-- ASSIGNMENT --
In the listing below, how many lines include "accent"? Give the number and no other text.

* * * *

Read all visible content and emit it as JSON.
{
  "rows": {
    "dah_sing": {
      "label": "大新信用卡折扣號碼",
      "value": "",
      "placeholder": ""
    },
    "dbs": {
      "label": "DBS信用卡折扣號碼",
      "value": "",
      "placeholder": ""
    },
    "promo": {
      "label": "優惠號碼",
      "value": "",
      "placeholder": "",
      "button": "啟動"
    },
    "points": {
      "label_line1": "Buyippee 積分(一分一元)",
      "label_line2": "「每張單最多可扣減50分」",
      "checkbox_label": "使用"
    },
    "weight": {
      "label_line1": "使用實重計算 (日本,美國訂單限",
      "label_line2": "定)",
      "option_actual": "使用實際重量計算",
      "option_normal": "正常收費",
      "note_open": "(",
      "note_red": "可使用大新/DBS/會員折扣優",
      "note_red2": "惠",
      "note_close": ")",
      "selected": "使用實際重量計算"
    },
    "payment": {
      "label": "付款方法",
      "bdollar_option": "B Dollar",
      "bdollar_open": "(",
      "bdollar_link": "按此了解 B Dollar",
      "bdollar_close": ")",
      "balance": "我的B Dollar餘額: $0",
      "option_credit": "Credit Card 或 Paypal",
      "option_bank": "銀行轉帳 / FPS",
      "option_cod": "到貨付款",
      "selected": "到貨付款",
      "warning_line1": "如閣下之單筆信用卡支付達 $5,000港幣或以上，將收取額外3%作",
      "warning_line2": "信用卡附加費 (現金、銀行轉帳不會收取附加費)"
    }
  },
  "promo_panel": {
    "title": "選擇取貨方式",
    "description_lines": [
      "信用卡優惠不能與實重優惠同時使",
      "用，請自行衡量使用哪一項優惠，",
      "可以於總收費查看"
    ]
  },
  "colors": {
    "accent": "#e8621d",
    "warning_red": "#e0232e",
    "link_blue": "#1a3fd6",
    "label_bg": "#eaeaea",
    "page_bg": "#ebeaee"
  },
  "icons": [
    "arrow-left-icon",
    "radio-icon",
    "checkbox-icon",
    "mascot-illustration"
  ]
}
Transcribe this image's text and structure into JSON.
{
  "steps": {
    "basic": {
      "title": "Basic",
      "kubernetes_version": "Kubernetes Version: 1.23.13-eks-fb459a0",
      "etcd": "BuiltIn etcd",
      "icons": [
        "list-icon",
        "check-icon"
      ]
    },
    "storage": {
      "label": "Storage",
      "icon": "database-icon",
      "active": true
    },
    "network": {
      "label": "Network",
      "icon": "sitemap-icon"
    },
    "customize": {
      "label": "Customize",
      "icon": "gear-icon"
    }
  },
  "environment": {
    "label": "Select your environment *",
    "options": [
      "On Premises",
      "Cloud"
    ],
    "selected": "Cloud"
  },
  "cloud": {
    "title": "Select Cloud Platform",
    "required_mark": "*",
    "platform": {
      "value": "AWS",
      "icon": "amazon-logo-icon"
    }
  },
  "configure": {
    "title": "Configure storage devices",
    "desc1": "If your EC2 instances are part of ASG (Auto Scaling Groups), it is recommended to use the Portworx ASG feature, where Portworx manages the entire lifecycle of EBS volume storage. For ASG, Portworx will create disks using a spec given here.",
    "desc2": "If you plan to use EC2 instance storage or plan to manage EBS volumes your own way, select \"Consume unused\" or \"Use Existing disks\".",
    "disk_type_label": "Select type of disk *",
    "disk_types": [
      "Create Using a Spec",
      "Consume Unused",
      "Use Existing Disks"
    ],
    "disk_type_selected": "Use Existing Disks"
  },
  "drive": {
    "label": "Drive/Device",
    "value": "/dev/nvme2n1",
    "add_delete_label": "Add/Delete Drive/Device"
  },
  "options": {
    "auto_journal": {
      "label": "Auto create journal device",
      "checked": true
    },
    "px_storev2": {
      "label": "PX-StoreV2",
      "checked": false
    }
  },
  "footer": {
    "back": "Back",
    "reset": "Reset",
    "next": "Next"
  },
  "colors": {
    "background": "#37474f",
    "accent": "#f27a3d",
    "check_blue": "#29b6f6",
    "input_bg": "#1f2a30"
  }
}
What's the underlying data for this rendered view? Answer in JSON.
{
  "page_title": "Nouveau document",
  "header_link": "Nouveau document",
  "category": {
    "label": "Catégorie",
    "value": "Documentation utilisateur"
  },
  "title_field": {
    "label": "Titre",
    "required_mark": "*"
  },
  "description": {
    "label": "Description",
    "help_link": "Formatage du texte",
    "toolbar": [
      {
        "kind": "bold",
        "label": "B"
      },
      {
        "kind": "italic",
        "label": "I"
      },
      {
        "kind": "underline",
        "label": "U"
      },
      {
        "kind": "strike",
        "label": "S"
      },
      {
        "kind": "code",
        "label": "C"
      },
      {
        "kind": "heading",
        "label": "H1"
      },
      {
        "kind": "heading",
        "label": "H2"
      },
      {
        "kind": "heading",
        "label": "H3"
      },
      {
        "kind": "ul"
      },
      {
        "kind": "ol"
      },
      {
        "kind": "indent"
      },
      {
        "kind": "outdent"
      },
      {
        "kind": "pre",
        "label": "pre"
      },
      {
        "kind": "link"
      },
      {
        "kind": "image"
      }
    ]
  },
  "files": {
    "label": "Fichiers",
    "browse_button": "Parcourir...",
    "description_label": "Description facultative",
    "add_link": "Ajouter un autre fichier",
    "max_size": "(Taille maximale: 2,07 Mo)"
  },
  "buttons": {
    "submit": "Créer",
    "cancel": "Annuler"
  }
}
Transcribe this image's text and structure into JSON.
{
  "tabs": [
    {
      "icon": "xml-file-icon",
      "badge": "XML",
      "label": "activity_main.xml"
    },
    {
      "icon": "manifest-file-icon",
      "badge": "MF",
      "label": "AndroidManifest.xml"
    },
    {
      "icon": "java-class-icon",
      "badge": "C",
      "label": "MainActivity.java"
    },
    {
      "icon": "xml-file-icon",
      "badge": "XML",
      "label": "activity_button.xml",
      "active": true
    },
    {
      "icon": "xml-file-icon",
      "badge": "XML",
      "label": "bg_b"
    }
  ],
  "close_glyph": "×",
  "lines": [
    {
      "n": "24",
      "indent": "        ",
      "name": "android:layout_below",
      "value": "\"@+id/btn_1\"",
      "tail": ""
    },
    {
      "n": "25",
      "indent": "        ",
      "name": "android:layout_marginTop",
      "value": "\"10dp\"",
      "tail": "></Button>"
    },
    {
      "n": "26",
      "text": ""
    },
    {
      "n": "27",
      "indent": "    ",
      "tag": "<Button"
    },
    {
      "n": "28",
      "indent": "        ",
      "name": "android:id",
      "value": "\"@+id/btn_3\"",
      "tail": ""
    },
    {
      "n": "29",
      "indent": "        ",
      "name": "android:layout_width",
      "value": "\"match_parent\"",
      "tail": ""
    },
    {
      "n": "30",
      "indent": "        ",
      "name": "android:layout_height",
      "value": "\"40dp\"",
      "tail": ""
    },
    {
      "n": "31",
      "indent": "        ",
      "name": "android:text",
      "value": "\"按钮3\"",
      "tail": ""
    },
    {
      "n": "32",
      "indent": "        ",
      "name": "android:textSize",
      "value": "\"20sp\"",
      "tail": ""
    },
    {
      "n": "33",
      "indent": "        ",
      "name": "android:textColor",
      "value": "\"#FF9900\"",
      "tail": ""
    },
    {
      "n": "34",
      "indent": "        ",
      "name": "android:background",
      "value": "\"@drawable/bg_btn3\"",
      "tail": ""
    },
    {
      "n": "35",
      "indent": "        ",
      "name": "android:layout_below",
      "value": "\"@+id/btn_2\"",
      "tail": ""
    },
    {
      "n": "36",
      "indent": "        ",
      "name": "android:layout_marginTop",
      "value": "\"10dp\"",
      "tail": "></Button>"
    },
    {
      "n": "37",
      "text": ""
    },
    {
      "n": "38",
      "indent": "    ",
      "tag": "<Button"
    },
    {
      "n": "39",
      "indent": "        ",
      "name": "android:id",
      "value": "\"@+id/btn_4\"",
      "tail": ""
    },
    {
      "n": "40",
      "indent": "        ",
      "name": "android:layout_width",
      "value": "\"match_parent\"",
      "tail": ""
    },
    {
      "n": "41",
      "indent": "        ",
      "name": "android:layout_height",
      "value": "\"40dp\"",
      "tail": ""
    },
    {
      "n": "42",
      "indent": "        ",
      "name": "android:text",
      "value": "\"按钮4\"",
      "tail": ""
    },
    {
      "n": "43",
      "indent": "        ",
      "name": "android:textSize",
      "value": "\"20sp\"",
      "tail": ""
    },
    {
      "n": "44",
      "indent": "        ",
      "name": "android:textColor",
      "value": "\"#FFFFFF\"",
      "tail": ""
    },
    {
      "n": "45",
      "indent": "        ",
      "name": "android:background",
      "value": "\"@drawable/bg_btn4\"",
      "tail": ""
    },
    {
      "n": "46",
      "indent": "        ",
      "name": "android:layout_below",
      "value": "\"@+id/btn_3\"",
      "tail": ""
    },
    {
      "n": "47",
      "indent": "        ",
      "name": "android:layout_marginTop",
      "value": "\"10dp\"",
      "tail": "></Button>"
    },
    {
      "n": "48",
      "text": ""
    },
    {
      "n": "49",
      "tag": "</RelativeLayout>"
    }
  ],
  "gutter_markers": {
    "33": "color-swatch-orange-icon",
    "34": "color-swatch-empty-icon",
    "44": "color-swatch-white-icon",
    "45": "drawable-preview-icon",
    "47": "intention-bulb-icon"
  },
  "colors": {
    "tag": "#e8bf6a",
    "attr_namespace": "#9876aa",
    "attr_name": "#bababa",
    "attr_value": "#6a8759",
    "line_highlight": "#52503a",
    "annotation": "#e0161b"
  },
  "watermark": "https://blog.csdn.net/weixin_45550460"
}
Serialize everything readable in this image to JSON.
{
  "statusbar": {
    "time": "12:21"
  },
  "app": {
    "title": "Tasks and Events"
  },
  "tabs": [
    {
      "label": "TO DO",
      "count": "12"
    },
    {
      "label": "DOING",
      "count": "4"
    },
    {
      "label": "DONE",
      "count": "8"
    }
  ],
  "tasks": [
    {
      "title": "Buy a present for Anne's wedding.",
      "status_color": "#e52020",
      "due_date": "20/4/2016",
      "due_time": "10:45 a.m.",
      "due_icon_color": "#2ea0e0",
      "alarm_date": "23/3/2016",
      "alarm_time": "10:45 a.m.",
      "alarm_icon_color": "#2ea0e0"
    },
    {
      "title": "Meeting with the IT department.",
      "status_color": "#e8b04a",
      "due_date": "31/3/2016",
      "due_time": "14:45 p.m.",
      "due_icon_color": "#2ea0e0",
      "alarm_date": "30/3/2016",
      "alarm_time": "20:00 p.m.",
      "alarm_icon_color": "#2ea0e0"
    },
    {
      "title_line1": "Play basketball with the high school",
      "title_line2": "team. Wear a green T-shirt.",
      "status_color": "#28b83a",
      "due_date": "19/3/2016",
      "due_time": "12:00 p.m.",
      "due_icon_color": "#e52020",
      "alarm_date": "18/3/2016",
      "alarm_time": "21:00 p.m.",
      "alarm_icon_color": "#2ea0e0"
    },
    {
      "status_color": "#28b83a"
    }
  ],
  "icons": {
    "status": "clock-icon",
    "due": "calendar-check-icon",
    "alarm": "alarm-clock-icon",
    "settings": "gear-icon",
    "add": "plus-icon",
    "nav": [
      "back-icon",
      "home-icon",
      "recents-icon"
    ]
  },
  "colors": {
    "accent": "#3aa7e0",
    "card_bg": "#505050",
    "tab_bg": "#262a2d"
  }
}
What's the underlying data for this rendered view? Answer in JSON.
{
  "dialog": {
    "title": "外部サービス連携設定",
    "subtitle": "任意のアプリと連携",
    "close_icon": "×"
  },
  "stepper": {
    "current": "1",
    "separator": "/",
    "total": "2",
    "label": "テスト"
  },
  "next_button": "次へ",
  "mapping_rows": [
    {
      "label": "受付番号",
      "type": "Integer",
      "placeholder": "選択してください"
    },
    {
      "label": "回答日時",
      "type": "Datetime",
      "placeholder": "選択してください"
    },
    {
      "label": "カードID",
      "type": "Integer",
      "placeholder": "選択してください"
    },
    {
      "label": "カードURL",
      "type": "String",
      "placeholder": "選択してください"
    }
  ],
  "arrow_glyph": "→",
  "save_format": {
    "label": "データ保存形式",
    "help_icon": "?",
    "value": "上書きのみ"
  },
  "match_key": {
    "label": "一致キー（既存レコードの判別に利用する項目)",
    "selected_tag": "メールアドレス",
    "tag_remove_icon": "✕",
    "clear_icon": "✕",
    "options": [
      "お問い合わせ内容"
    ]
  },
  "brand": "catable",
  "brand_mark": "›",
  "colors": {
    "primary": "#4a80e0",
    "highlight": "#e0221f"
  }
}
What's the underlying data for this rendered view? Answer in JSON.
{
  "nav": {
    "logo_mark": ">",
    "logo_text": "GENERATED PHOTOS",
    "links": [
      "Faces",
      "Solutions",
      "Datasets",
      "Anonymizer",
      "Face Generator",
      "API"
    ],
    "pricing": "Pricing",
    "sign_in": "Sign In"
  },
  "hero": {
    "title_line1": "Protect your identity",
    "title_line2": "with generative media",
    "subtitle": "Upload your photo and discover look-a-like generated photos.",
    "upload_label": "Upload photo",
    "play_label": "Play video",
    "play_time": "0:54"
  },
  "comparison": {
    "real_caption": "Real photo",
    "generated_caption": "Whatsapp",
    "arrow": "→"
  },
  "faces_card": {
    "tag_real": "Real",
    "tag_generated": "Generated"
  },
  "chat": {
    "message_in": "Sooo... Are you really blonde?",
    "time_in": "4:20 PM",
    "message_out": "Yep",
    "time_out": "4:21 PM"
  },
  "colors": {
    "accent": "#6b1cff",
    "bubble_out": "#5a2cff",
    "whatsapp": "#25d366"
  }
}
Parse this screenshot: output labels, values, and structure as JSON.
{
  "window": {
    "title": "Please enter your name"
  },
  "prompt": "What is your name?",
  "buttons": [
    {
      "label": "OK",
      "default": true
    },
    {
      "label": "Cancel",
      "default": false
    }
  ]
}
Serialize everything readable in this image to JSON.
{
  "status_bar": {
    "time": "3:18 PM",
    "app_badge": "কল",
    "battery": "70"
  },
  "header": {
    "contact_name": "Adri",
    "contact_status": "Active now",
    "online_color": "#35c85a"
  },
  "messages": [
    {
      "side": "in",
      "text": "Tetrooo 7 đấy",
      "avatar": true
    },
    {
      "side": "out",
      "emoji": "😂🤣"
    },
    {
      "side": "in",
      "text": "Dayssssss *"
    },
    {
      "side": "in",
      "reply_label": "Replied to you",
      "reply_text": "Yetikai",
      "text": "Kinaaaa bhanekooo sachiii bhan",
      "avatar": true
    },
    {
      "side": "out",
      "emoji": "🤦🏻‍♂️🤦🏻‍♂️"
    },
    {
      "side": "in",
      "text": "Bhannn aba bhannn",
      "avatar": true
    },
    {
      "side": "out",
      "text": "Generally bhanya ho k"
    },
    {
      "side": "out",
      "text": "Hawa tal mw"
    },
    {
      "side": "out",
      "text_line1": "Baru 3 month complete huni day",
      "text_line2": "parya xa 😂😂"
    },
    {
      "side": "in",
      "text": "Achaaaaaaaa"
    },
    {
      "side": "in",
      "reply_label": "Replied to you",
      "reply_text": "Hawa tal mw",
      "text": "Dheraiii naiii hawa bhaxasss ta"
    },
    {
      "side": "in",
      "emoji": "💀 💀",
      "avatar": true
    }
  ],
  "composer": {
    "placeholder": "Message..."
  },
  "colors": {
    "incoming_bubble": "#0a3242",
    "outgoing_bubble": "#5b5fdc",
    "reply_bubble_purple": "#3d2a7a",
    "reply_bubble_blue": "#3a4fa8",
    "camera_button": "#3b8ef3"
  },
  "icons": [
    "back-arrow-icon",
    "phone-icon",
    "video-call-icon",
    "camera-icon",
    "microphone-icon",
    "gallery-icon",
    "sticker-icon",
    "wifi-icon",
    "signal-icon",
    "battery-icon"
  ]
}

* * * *

-- OUTPUT FOR THIS EXERCISE --
4